- _Items from an interface collection_
++++
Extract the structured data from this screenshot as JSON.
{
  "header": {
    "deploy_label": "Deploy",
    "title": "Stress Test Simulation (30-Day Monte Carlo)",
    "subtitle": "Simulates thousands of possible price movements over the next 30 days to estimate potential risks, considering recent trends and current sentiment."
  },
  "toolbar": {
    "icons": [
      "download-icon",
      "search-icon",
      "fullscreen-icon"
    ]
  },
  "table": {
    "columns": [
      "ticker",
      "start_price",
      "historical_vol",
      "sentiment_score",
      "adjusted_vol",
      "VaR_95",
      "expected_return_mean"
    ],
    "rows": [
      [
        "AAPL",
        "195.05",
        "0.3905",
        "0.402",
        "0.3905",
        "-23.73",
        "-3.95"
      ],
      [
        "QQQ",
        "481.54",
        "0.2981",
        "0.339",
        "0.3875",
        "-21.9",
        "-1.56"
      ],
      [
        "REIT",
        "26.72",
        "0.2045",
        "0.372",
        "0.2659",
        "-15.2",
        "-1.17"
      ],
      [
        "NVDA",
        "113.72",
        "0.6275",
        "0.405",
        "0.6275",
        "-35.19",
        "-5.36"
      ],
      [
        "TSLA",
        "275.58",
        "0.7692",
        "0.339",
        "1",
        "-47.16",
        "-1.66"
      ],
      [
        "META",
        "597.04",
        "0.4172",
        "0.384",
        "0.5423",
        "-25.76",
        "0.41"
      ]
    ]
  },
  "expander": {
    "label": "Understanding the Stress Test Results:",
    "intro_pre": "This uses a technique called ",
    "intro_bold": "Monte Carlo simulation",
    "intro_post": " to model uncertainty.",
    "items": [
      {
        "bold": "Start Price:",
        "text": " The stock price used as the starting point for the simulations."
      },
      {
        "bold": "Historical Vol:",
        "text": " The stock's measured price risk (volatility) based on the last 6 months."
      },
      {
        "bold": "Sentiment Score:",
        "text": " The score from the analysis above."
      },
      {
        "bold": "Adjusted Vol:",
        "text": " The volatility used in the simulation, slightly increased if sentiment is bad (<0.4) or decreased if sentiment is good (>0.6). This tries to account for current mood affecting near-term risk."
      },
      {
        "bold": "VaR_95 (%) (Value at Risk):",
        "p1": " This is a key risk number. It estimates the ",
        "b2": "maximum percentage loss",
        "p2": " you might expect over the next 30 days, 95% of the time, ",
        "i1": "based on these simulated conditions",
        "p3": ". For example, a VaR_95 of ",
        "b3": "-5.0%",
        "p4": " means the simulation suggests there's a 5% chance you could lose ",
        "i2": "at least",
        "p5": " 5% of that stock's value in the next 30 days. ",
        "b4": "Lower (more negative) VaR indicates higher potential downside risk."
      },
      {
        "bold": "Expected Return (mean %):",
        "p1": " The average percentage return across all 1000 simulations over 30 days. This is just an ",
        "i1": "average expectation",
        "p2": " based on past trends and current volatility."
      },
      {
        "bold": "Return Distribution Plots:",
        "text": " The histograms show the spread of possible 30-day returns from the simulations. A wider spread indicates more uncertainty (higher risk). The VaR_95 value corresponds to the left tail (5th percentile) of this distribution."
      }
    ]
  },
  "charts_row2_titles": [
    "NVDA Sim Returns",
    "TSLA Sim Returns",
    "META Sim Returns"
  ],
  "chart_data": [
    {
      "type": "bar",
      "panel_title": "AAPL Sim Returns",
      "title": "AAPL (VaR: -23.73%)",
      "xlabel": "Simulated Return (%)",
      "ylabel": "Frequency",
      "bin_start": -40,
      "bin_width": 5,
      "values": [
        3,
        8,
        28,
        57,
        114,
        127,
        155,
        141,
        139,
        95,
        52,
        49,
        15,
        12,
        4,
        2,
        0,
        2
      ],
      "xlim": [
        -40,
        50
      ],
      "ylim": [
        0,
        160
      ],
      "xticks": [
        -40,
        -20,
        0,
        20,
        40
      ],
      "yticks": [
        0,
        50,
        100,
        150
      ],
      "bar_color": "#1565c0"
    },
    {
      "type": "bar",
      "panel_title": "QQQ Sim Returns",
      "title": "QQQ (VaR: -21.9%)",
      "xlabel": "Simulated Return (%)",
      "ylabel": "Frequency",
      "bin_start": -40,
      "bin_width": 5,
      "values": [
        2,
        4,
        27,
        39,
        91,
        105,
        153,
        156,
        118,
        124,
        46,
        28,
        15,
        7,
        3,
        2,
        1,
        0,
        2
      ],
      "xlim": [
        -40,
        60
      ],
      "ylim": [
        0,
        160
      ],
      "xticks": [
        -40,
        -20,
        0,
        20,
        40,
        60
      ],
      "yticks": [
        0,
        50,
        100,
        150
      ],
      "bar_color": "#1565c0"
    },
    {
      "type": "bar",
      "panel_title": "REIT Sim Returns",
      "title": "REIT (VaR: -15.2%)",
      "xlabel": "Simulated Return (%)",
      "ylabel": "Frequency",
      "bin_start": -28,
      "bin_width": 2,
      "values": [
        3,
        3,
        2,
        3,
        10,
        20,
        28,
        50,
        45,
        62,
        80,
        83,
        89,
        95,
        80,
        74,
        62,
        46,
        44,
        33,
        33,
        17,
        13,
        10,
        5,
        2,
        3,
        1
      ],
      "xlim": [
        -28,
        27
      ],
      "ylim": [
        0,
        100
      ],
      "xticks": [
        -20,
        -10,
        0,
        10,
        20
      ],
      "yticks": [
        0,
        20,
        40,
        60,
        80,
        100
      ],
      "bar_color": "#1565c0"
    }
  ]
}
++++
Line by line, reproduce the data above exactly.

- _RESPONSE TO THIS TASK_
Extract the structured data from this screenshot as JSON.
{
  "header": {
    "deploy_label": "Deploy",
    "title": "Stress Test Simulation (30-Day Monte Carlo)",
    "subtitle": "Simulates thousands of possible price movements over the next 30 days to estimate potential risks, considering recent trends and current sentiment."
  },
  "toolbar": {
    "icons": [
      "download-icon",
      "search-icon",
      "fullscreen-icon"
    ]
  },
  "table": {
    "columns": [
      "ticker",
      "start_price",
      "historical_vol",
      "sentiment_score",
      "adjusted_vol",
      "VaR_95",
      "expected_return_mean"
    ],
    "rows": [
      [
        "AAPL",
        "195.05",
        "0.3905",
        "0.402",
        "0.3905",
        "-23.73",
        "-3.95"
      ],
      [
        "QQQ",
        "481.54",
        "0.2981",
        "0.339",
        "0.3875",
        "-21.9",
        "-1.56"
      ],
      [
        "REIT",
        "26.72",
        "0.2045",
        "0.372",
        "0.2659",
        "-15.2",
        "-1.17"
      ],
      [
        "NVDA",
        "113.72",
        "0.6275",
        "0.405",
        "0.6275",
        "-35.19",
        "-5.36"
      ],
      [
        "TSLA",
        "275.58",
        "0.7692",
        "0.339",
        "1",
        "-47.16",
        "-1.66"
      ],
      [
        "META",
        "597.04",
        "0.4172",
        "0.384",
        "0.5423",
        "-25.76",
        "0.41"
      ]
    ]
  },
  "expander": {
    "label": "Understanding the Stress Test Results:",
    "intro_pre": "This uses a technique called ",
    "intro_bold": "Monte Carlo simulation",
    "intro_post": " to model uncertainty.",
    "items": [
      {
        "bold": "Start Price:",
        "text": " The stock price used as the starting point for the simulations."
      },
      {
        "bold": "Historical Vol:",
        "text": " The stock's measured price risk (volatility) based on the last 6 months."
      },
      {
        "bold": "Sentiment Score:",
        "text": " The score from the analysis above."
      },
      {
        "bold": "Adjusted Vol:",
        "text": " The volatility used in the simulation, slightly increased if sentiment is bad (<0.4) or decreased if sentiment is good (>0.6). This tries to account for current mood affecting near-term risk."
      },
      {
        "bold": "VaR_95 (%) (Value at Risk):",
        "p1": " This is a key risk number. It estimates the ",
        "b2": "maximum percentage loss",
        "p2": " you might expect over the next 30 days, 95% of the time, ",
        "i1": "based on these simulated conditions",
        "p3": ". For example, a VaR_95 of ",
        "b3": "-5.0%",
        "p4": " means the simulation suggests there's a 5% chance you could lose ",
        "i2": "at least",
        "p5": " 5% of that stock's value in the next 30 days. ",
        "b4": "Lower (more negative) VaR indicates higher potential downside risk."
      },
      {
        "bold": "Expected Return (mean %):",
        "p1": " The average percentage return across all 1000 simulations over 30 days. This is just an ",
        "i1": "average expectation",
        "p2": " based on past trends and current volatility."
      },
      {
        "bold": "Return Distribution Plots:",
        "text": " The histograms show the spread of possible 30-day returns from the simulations. A wider spread indicates more uncertainty (higher risk). The VaR_95 value corresponds to the left tail (5th percentile) of this distribution."
      }
    ]
  },
  "charts_row2_titles": [
    "NVDA Sim Returns",
    "TSLA Sim Returns",
    "META Sim Returns"
  ],
  "chart_data": [
    {
      "type": "bar",
      "panel_title": "AAPL Sim Returns",
      "title": "AAPL (VaR: -23.73%)",
      "xlabel": "Simulated Return (%)",
      "ylabel": "Frequency",
      "bin_start": -40,
      "bin_width": 5,
      "values": [
        3,
        8,
        28,
        57,
        114,
        127,
        155,
        141,
        139,
        95,
        52,
        49,
        15,
        12,
        4,
        2,
        0,
        2
      ],
      "xlim": [
        -40,
        50
      ],
      "ylim": [
        0,
        160
      ],
      "xticks": [
        -40,
        -20,
        0,
        20,
        40
      ],
      "yticks": [
        0,
        50,
        100,
        150
      ],
      "bar_color": "#1565c0"
    },
    {
      "type": "bar",
      "panel_title": "QQQ Sim Returns",
      "title": "QQQ (VaR: -21.9%)",
      "xlabel": "Simulated Return (%)",
      "ylabel": "Frequency",
      "bin_start": -40,
      "bin_width": 5,
      "values": [
        2,
        4,
        27,
        39,
        91,
        105,
        153,
        156,
        118,
        124,
        46,
        28,
        15,
        7,
        3,
        2,
        1,
        0,
        2
      ],
      "xlim": [
        -40,
        60
      ],
      "ylim": [
        0,
        160
      ],
      "xticks": [
        -40,
        -20,
        0,
        20,
        40,
        60
      ],
      "yticks": [
        0,
        50,
        100,
        150
      ],
      "bar_color": "#1565c0"
    },
    {
      "type": "bar",
      "panel_title": "REIT Sim Returns",
      "title": "REIT (VaR: -15.2%)",
      "xlabel": "Simulated Return (%)",
      "ylabel": "Frequency",
      "bin_start": -28,
      "bin_width": 2,
      "values": [
        3,
        3,
        2,
        3,
        10,
        20,
        28,
        50,
        45,
        62,
        80,
        83,
        89,
        95,
        80,
        74,
        62,
        46,
        44,
        33,
        33,
        17,
        13,
        10,
        5,
        2,
        3,
        1
      ],
      "xlim": [
        -28,
        27
      ],
      "ylim": [
        0,
        100
      ],
      "xticks": [
        -20,
        -10,
        0,
        10,
        20
      ],
      "yticks": [
        0,
        20,
        40,
        60,
        80,
        100
      ],
      "bar_color": "#1565c0"
    }
  ]
}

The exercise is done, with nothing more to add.